**TASK DIRECTIONS**
What you produce should be every line from the data that includes "legend".

[Element data from apps and pages]
______

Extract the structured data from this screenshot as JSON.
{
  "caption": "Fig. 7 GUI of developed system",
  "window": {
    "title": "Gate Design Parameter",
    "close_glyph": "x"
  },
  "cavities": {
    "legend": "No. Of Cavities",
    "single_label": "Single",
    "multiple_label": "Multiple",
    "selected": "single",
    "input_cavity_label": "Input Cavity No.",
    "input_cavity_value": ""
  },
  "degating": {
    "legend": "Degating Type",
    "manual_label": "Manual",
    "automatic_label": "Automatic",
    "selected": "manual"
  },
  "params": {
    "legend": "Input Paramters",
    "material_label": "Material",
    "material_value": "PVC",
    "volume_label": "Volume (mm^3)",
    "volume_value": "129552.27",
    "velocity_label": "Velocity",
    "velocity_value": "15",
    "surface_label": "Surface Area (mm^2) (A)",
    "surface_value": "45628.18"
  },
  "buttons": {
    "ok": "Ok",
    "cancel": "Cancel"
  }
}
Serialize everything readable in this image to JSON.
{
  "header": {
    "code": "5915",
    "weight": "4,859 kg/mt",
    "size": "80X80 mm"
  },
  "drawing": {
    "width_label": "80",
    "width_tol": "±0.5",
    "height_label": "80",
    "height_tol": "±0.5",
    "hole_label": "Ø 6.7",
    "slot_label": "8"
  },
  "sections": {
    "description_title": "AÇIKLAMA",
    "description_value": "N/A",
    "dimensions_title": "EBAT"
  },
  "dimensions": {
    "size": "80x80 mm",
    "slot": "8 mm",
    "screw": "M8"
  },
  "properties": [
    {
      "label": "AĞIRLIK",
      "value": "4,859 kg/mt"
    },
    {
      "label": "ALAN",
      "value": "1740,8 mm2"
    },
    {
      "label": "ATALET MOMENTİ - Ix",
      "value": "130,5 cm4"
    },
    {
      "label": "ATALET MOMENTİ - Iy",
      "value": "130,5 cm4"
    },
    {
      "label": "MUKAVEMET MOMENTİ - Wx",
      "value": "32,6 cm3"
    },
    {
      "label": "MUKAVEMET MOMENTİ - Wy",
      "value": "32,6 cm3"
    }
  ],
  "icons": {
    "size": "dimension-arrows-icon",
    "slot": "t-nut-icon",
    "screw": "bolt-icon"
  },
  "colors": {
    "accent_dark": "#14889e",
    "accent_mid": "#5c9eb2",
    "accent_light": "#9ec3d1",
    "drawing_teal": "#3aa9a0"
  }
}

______

**WRITTEN ANSWER**
    "legend": "No. Of Cavities",
    "legend": "Degating Type",
    "legend": "Input Paramters",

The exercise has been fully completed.